With the cold weather quickly approaching, it’s time to begin thinking about fun winter activities. And what better activity is there than helping out our feathered friends?
While many birds fly to warmer climates for the winter months, some continue to thrive throughout the Minnesota winters. Making edible outdoor tree decorations is a fun and easy way to give these birds some extra nourishment.
The Rochester area is home to many winter birds, including cardinals, chickadees, finches, blue jays, nuthatches, woodpeckers, sparrows, starlings and juncos.
To keep warm throughout the season, these birds rely on shelter provided by trees and especially on their diet. As Randy from Wild Birds Unlimited explains, a diet with a high-fat content “is very important to the birds as it gets colder and they have to burn off more energy to stay warm.”

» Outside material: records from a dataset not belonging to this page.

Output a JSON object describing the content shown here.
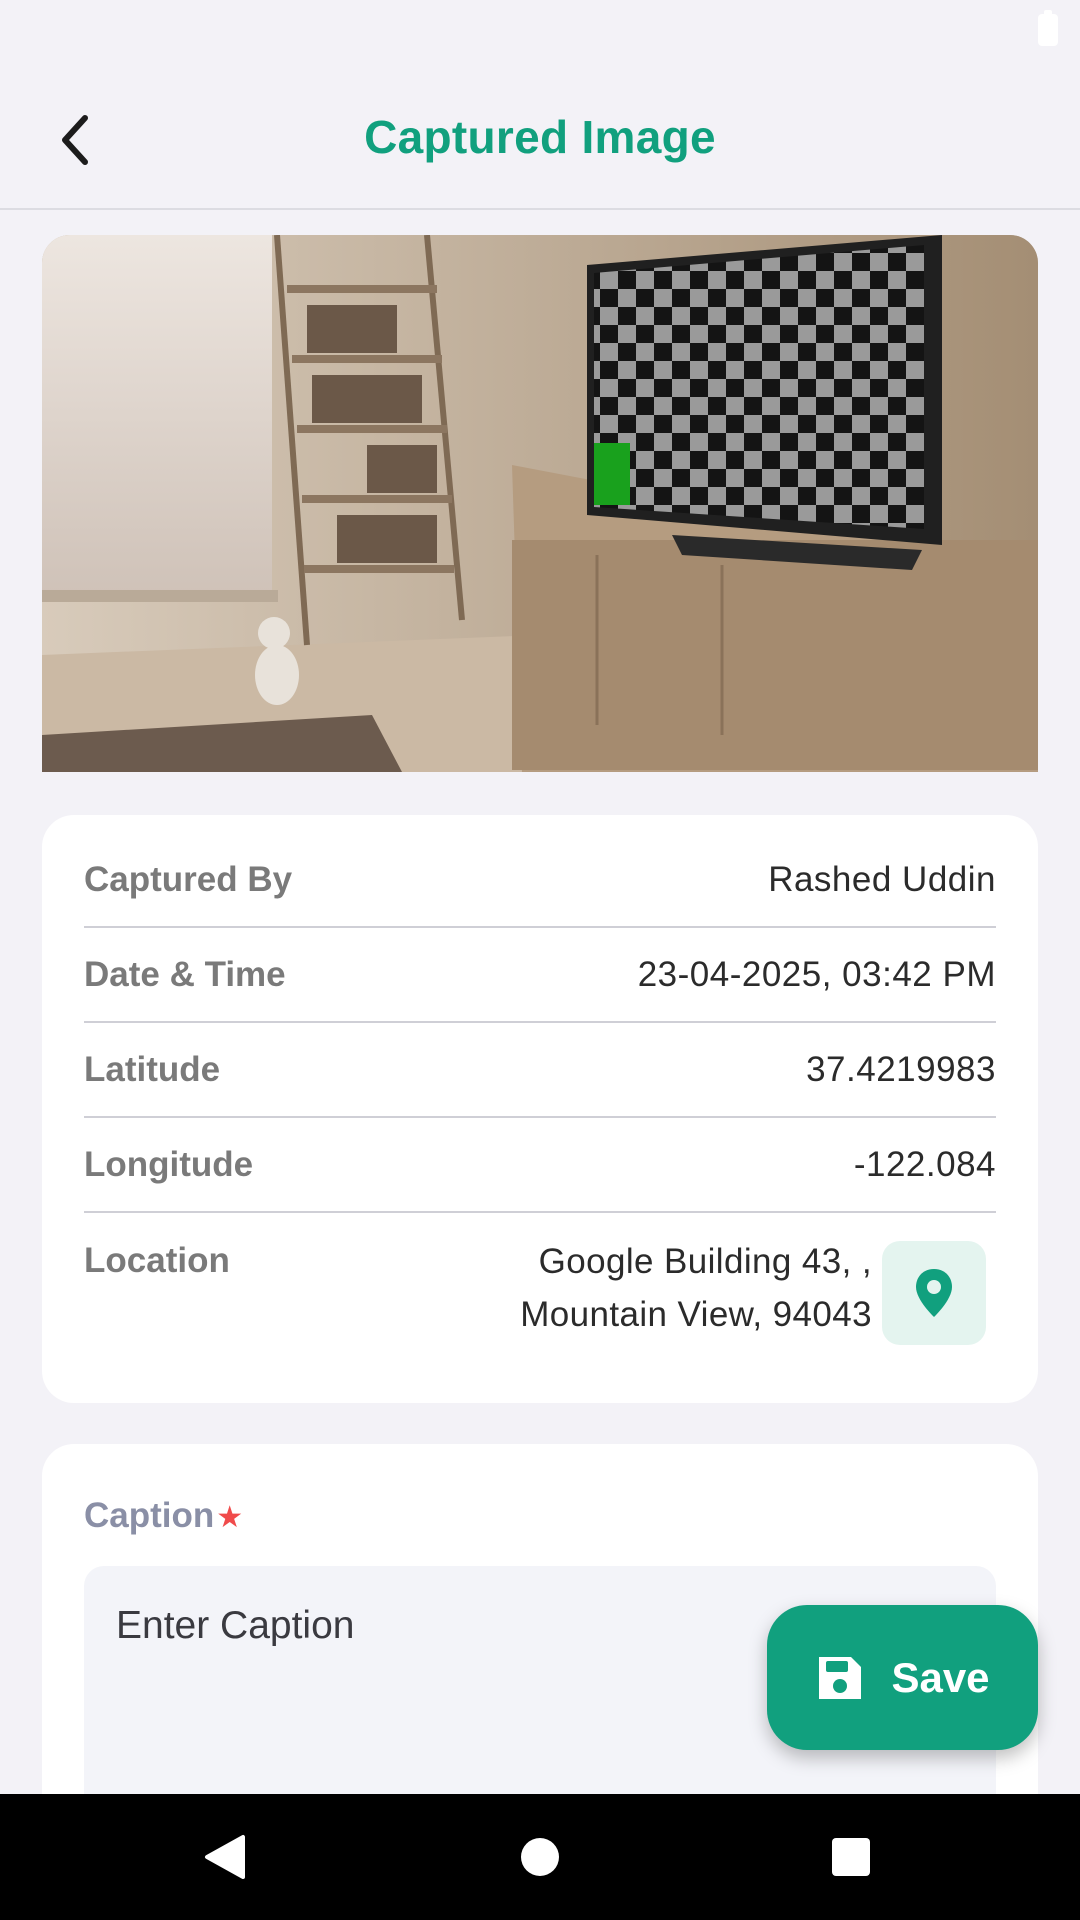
{
  "app": {
    "title": "Captured Image",
    "accent_color": "#11a07e"
  },
  "icons": {
    "back": "chevron-left-icon",
    "location": "map-pin-icon",
    "save": "floppy-disk-icon"
  },
  "details": {
    "captured_by": {
      "label": "Captured By",
      "value": "Rashed Uddin"
    },
    "date_time": {
      "label": "Date & Time",
      "value": "23-04-2025, 03:42 PM"
    },
    "latitude": {
      "label": "Latitude",
      "value": "37.4219983"
    },
    "longitude": {
      "label": "Longitude",
      "value": "-122.084"
    },
    "location": {
      "label": "Location",
      "line1": "Google Building 43, ,",
      "line2": "Mountain View, 94043"
    }
  },
  "caption": {
    "label": "Caption",
    "required_mark": "★",
    "placeholder": "Enter Caption",
    "value": ""
  },
  "save_button": {
    "label": "Save"
  },
  "nav": {
    "back": "triangle-back-icon",
    "home": "circle-home-icon",
    "recents": "square-recents-icon"
  }
}
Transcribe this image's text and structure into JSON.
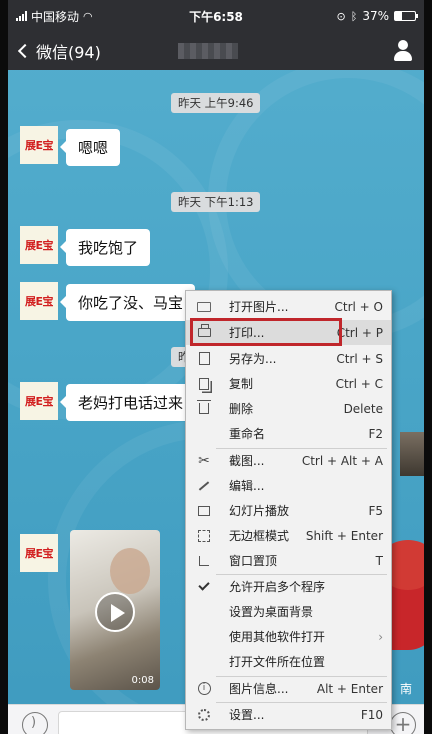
{
  "status_bar": {
    "carrier": "中国移动",
    "time": "下午6:58",
    "battery_percent": "37%",
    "battery_level": 0.37
  },
  "nav": {
    "back_label": "微信(94)"
  },
  "chat": {
    "avatar_text": "展E宝",
    "timestamps": [
      "昨天 上午9:46",
      "昨天 下午1:13",
      "昨天"
    ],
    "messages": [
      "嗯嗯",
      "我吃饱了",
      "你吃了没、马宝",
      "老妈打电话过来"
    ],
    "video_duration": "0:08",
    "right_hint": "南"
  },
  "context_menu": {
    "items": [
      {
        "icon": "folder-open-icon",
        "label": "打开图片...",
        "shortcut": "Ctrl + O"
      },
      {
        "icon": "printer-icon",
        "label": "打印...",
        "shortcut": "Ctrl + P"
      },
      {
        "icon": "save-as-icon",
        "label": "另存为...",
        "shortcut": "Ctrl + S"
      },
      {
        "icon": "copy-icon",
        "label": "复制",
        "shortcut": "Ctrl + C"
      },
      {
        "icon": "trash-icon",
        "label": "删除",
        "shortcut": "Delete"
      },
      {
        "icon": "",
        "label": "重命名",
        "shortcut": "F2"
      },
      {
        "icon": "scissors-icon",
        "label": "截图...",
        "shortcut": "Ctrl + Alt + A"
      },
      {
        "icon": "pen-icon",
        "label": "编辑...",
        "shortcut": ""
      },
      {
        "icon": "slideshow-icon",
        "label": "幻灯片播放",
        "shortcut": "F5"
      },
      {
        "icon": "frameless-icon",
        "label": "无边框模式",
        "shortcut": "Shift + Enter"
      },
      {
        "icon": "pin-icon",
        "label": "窗口置顶",
        "shortcut": "T"
      },
      {
        "icon": "check-icon",
        "label": "允许开启多个程序",
        "shortcut": ""
      },
      {
        "icon": "",
        "label": "设置为桌面背景",
        "shortcut": ""
      },
      {
        "icon": "",
        "label": "使用其他软件打开",
        "shortcut": ""
      },
      {
        "icon": "",
        "label": "打开文件所在位置",
        "shortcut": ""
      },
      {
        "icon": "info-icon",
        "label": "图片信息...",
        "shortcut": "Alt + Enter"
      },
      {
        "icon": "gear-icon",
        "label": "设置...",
        "shortcut": "F10"
      }
    ]
  }
}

Randy recommends, “a good seed blend that would typically contain black oil sunflower, safflower, sunflower chips, millet and peanuts.” To feed the largest variety of birds, the black oil sunflower is the best choice. However, if you’re looking for a seed with the largest fat content, suet is a more popular choice. Woodpeckers and nuthatches especially love suet.

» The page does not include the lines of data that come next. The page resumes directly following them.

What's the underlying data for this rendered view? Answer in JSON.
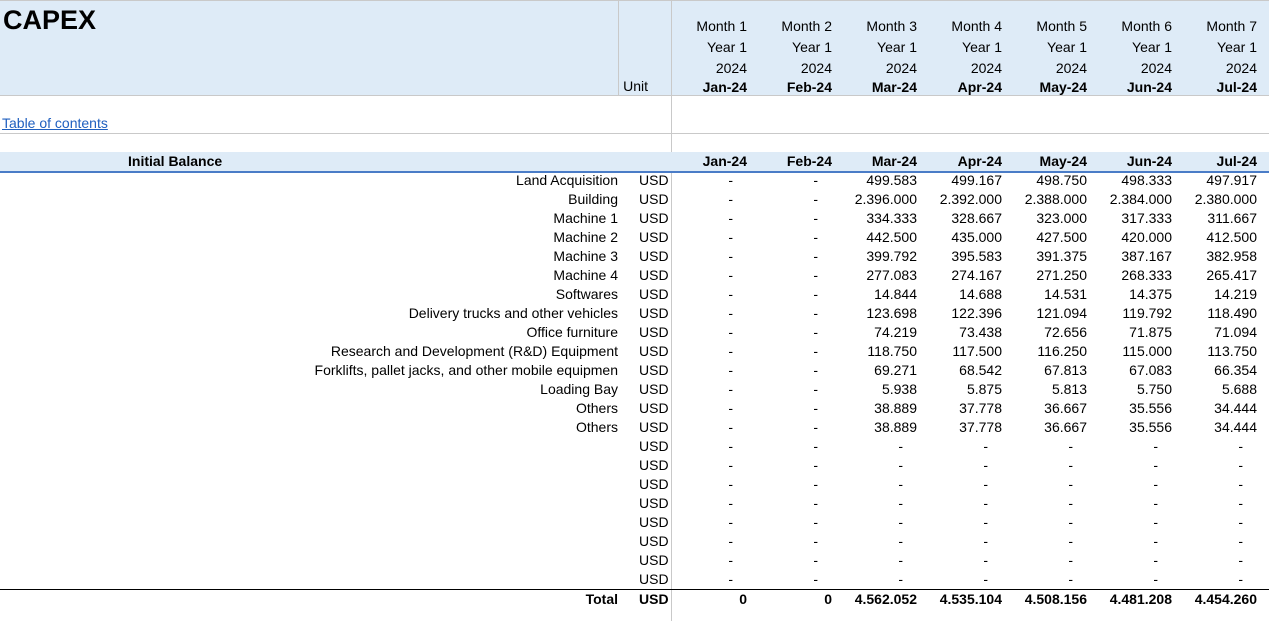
{
  "title": "CAPEX",
  "unit_header": "Unit",
  "toc_link": "Table of contents",
  "months": [
    {
      "month": "Month 1",
      "year": "Year 1",
      "yr": "2024",
      "label": "Jan-24"
    },
    {
      "month": "Month 2",
      "year": "Year 1",
      "yr": "2024",
      "label": "Feb-24"
    },
    {
      "month": "Month 3",
      "year": "Year 1",
      "yr": "2024",
      "label": "Mar-24"
    },
    {
      "month": "Month 4",
      "year": "Year 1",
      "yr": "2024",
      "label": "Apr-24"
    },
    {
      "month": "Month 5",
      "year": "Year 1",
      "yr": "2024",
      "label": "May-24"
    },
    {
      "month": "Month 6",
      "year": "Year 1",
      "yr": "2024",
      "label": "Jun-24"
    },
    {
      "month": "Month 7",
      "year": "Year 1",
      "yr": "2024",
      "label": "Jul-24"
    }
  ],
  "section_label": "Initial Balance",
  "rows": [
    {
      "label": "Land Acquisition",
      "unit": "USD",
      "values": [
        "-",
        "-",
        "499.583",
        "499.167",
        "498.750",
        "498.333",
        "497.917"
      ]
    },
    {
      "label": "Building",
      "unit": "USD",
      "values": [
        "-",
        "-",
        "2.396.000",
        "2.392.000",
        "2.388.000",
        "2.384.000",
        "2.380.000"
      ]
    },
    {
      "label": "Machine 1",
      "unit": "USD",
      "values": [
        "-",
        "-",
        "334.333",
        "328.667",
        "323.000",
        "317.333",
        "311.667"
      ]
    },
    {
      "label": "Machine 2",
      "unit": "USD",
      "values": [
        "-",
        "-",
        "442.500",
        "435.000",
        "427.500",
        "420.000",
        "412.500"
      ]
    },
    {
      "label": "Machine 3",
      "unit": "USD",
      "values": [
        "-",
        "-",
        "399.792",
        "395.583",
        "391.375",
        "387.167",
        "382.958"
      ]
    },
    {
      "label": "Machine 4",
      "unit": "USD",
      "values": [
        "-",
        "-",
        "277.083",
        "274.167",
        "271.250",
        "268.333",
        "265.417"
      ]
    },
    {
      "label": "Softwares",
      "unit": "USD",
      "values": [
        "-",
        "-",
        "14.844",
        "14.688",
        "14.531",
        "14.375",
        "14.219"
      ]
    },
    {
      "label": "Delivery trucks and other vehicles",
      "unit": "USD",
      "values": [
        "-",
        "-",
        "123.698",
        "122.396",
        "121.094",
        "119.792",
        "118.490"
      ]
    },
    {
      "label": "Office furniture",
      "unit": "USD",
      "values": [
        "-",
        "-",
        "74.219",
        "73.438",
        "72.656",
        "71.875",
        "71.094"
      ]
    },
    {
      "label": "Research and Development (R&D) Equipment",
      "unit": "USD",
      "values": [
        "-",
        "-",
        "118.750",
        "117.500",
        "116.250",
        "115.000",
        "113.750"
      ]
    },
    {
      "label": "Forklifts, pallet jacks, and other mobile equipmen",
      "unit": "USD",
      "values": [
        "-",
        "-",
        "69.271",
        "68.542",
        "67.813",
        "67.083",
        "66.354"
      ]
    },
    {
      "label": "Loading Bay",
      "unit": "USD",
      "values": [
        "-",
        "-",
        "5.938",
        "5.875",
        "5.813",
        "5.750",
        "5.688"
      ]
    },
    {
      "label": "Others",
      "unit": "USD",
      "values": [
        "-",
        "-",
        "38.889",
        "37.778",
        "36.667",
        "35.556",
        "34.444"
      ]
    },
    {
      "label": "Others",
      "unit": "USD",
      "values": [
        "-",
        "-",
        "38.889",
        "37.778",
        "36.667",
        "35.556",
        "34.444"
      ]
    },
    {
      "label": "",
      "unit": "USD",
      "values": [
        "-",
        "-",
        "-",
        "-",
        "-",
        "-",
        "-"
      ]
    },
    {
      "label": "",
      "unit": "USD",
      "values": [
        "-",
        "-",
        "-",
        "-",
        "-",
        "-",
        "-"
      ]
    },
    {
      "label": "",
      "unit": "USD",
      "values": [
        "-",
        "-",
        "-",
        "-",
        "-",
        "-",
        "-"
      ]
    },
    {
      "label": "",
      "unit": "USD",
      "values": [
        "-",
        "-",
        "-",
        "-",
        "-",
        "-",
        "-"
      ]
    },
    {
      "label": "",
      "unit": "USD",
      "values": [
        "-",
        "-",
        "-",
        "-",
        "-",
        "-",
        "-"
      ]
    },
    {
      "label": "",
      "unit": "USD",
      "values": [
        "-",
        "-",
        "-",
        "-",
        "-",
        "-",
        "-"
      ]
    },
    {
      "label": "",
      "unit": "USD",
      "values": [
        "-",
        "-",
        "-",
        "-",
        "-",
        "-",
        "-"
      ]
    },
    {
      "label": "",
      "unit": "USD",
      "values": [
        "-",
        "-",
        "-",
        "-",
        "-",
        "-",
        "-"
      ]
    }
  ],
  "total": {
    "label": "Total",
    "unit": "USD",
    "values": [
      "0",
      "0",
      "4.562.052",
      "4.535.104",
      "4.508.156",
      "4.481.208",
      "4.454.260"
    ]
  }
}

These are the essential ingredients for making winter tree decorations. A classic project is covering pinecones in peanut butter, rolling them in a variety of seeds and stringing them from tree branches.
Birdseed ornaments are also simple to assemble and can be made out of a mixture of water, flour, corn syrup, unflavored gelatin and birdseed. Exact recipes for ornaments are easy to find online. After combining the ingredients, press the mixture into cookie cutters so they will set into the shapes. Add a hole at the top of each shape for easy hanging.
Strings of fruits, including apples, pears and orange chunks, can also be used as decorative food options although birds in colder climates like ours often prefer and need a diet comprised of things like nuts and suet. Orange cups can be an excellent compromise. Cut oranges in half, scrape out the fruit and fill them with seeds or suet cakes.
Keep in mind what you use to hang each of these tasty treats. Use small lengths of cotton string or natural twine. These are safe for birds and not harmful to the environment. The birds may also choose to use these strings to pad their nests.
Tree decorations will keep the local birds happy and healthy and you’ll have fun doing it, too!
Lauren Nielsen, a Rochester-based magazine editor and freelance writer, is a frequent Radish contributor.